Common Core and school choice proponent Jeb Bush says he is “so excited” that President-elect Donald Trump chose billionaire philanthropist Betsy DeVos as his education secretary nominee.
“I’m so excited,” Bush said last week at the National Summit on Education Reform, sponsored by the Foundation for Excellence in Education, which Bush founded and chairs and on which DeVos serves as a board member.
“President-elect Trump made an extraordinary choice with Betsy DeVos,” he added, reports the SunSentinel.
In his address at the summit, Bush, a strong proponent of Common Core and school vouchers, discussed the importance of taking a moral stand on school choice. The former GOP candidate did the same for amnesty for illegal immigrants when he described crossing the U.S. border illegally as an “act of love.”
“Politically, the challenge in this really kind of crude environment is to go beyond being against what’s not working and being for things that will work, that will lift people up,” Bush said. “And I tried that and totally failed, miserably. I mean, like, belly flop — bam.”
Upon DeVos’ nomination, Bush said, “I cannot think of a more effective and passionate change agent to press for a new education vision, one in which students, rather than adults and bureaucracies, become the priority in our nation’s classrooms.”

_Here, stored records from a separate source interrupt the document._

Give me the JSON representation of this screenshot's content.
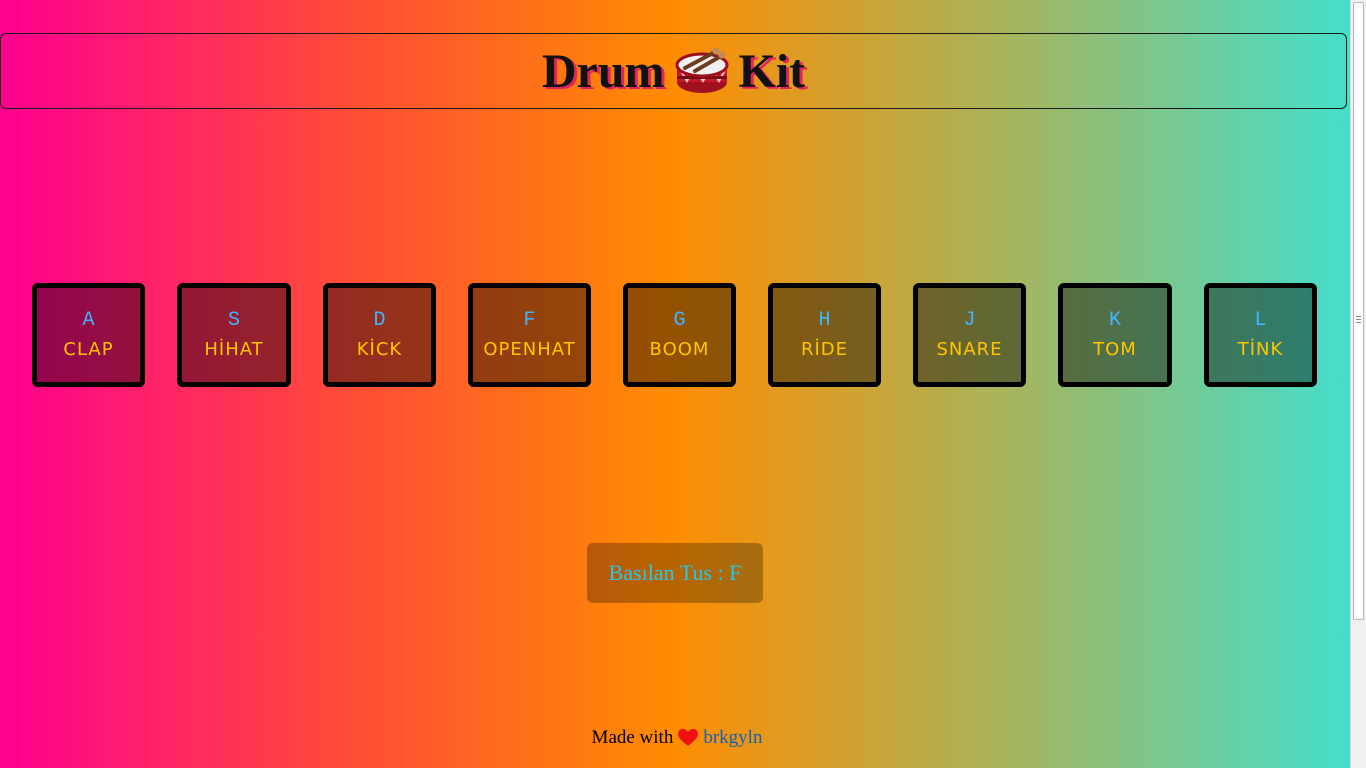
{
  "header": {
    "title_left": "Drum",
    "title_right": "Kit",
    "icon": "drum-icon"
  },
  "keys": [
    {
      "letter": "A",
      "sound": "CLAP"
    },
    {
      "letter": "S",
      "sound": "HİHAT"
    },
    {
      "letter": "D",
      "sound": "KİCK"
    },
    {
      "letter": "F",
      "sound": "OPENHAT"
    },
    {
      "letter": "G",
      "sound": "BOOM"
    },
    {
      "letter": "H",
      "sound": "RİDE"
    },
    {
      "letter": "J",
      "sound": "SNARE"
    },
    {
      "letter": "K",
      "sound": "TOM"
    },
    {
      "letter": "L",
      "sound": "TİNK"
    }
  ],
  "pressed": {
    "text": "Basılan Tus : F"
  },
  "footer": {
    "made_with": "Made with",
    "icon": "heart-icon",
    "author": "brkgyln"
  },
  "colors": {
    "gradient": [
      "#ff0090",
      "#ff8c00",
      "#40e0d0"
    ],
    "key_letter": "#3fb6ff",
    "key_sound": "#ffc600",
    "pressed_text": "#23c8f0",
    "heart": "#ee1111"
  }
}
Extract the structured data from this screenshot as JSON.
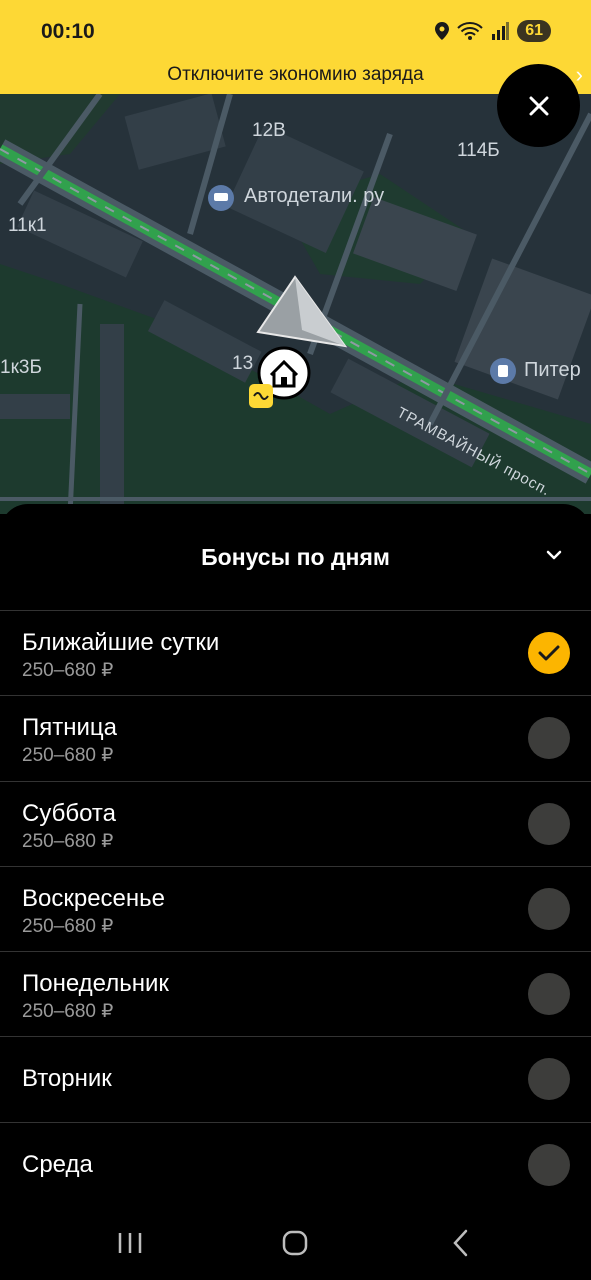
{
  "status_bar": {
    "time": "00:10",
    "battery": "61"
  },
  "banner": {
    "text": "Отключите экономию заряда"
  },
  "map": {
    "labels": {
      "building_12v": "12В",
      "building_114b": "114Б",
      "building_11k1": "11к1",
      "building_1k3b": "1к3Б",
      "building_13": "13",
      "poi_autoparts": "Автодетали. ру",
      "poi_piter": "Питер",
      "street": "ТРАМВАЙНЫЙ просп."
    }
  },
  "sheet": {
    "title": "Бонусы по дням",
    "days": [
      {
        "name": "Ближайшие сутки",
        "price": "250–680 ₽",
        "selected": true
      },
      {
        "name": "Пятница",
        "price": "250–680 ₽",
        "selected": false
      },
      {
        "name": "Суббота",
        "price": "250–680 ₽",
        "selected": false
      },
      {
        "name": "Воскресенье",
        "price": "250–680 ₽",
        "selected": false
      },
      {
        "name": "Понедельник",
        "price": "250–680 ₽",
        "selected": false
      },
      {
        "name": "Вторник",
        "selected": false
      },
      {
        "name": "Среда",
        "selected": false
      }
    ]
  },
  "colors": {
    "accent": "#fdd835",
    "selected": "#fcb500",
    "route": "#2fa84a"
  }
}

At Townhall, American Principles Project senior fellow Jane Robbins writes that Trump’s choice of DeVos to run the federal education department could even be viewed as “Jeb’s revenge.”
Jeb Bush and his ideological compatriots, including DeVos, advance what could be called a “government-foundation cartel” model of educational policy-making. Private foundations funded by wealthy individuals (who themselves may be dilettantes with no real experience in education) contribute ideas, and frequently personnel, to the government to achieve their policy goals. The government relies on “research” funded by these foundations to support the preferred policies, and if Congress or state legislatures are involved, their members are assured these ideas are terrific because of all this research.
Even the new “bipartisan” education law – the Every Student Succeeds Act (ESSA) – pushed through Congress by Sen. Lamar Alexander (R-TN), will provide DeVos, if confirmed, with continued power to manage the nation’s schools and students.
Robbins notes ESSA “enshrines the progressive-education agenda of national standards, workforce development, competency-based education (the modern term for discredited outcome-based education), digital training, government preschool, and non-academic ‘social emotional learning.’”
Though, upon her nomination, DeVos quickly dismissed any notion that she has been supportive of Common Core, her statement that she calls for “high standards” and “accountability” are “sleight of hand” words that describe the unpopular nationalized standards, says Robbins.
Grassroots Common Core opponents in DeVos’ home state of Michigan also noted the philanthropist had never contacted them to ask how she might assist them in their efforts to repeal Common Core in their state.
Trump vowed to eliminate Common Core while on the campaign trail, referring to it as a “disaster.” He also said he would work to dismantle the U.S. Department of Education.
Trump transition team spokesman Jason Miller said in a statement following the announcement of DeVos’ nomination, “The President-elect has been consistent and very clear in his opposition to Common Core. Anybody joining the Administration is signing on to the President-elect’s platform and vision for moving America forward.”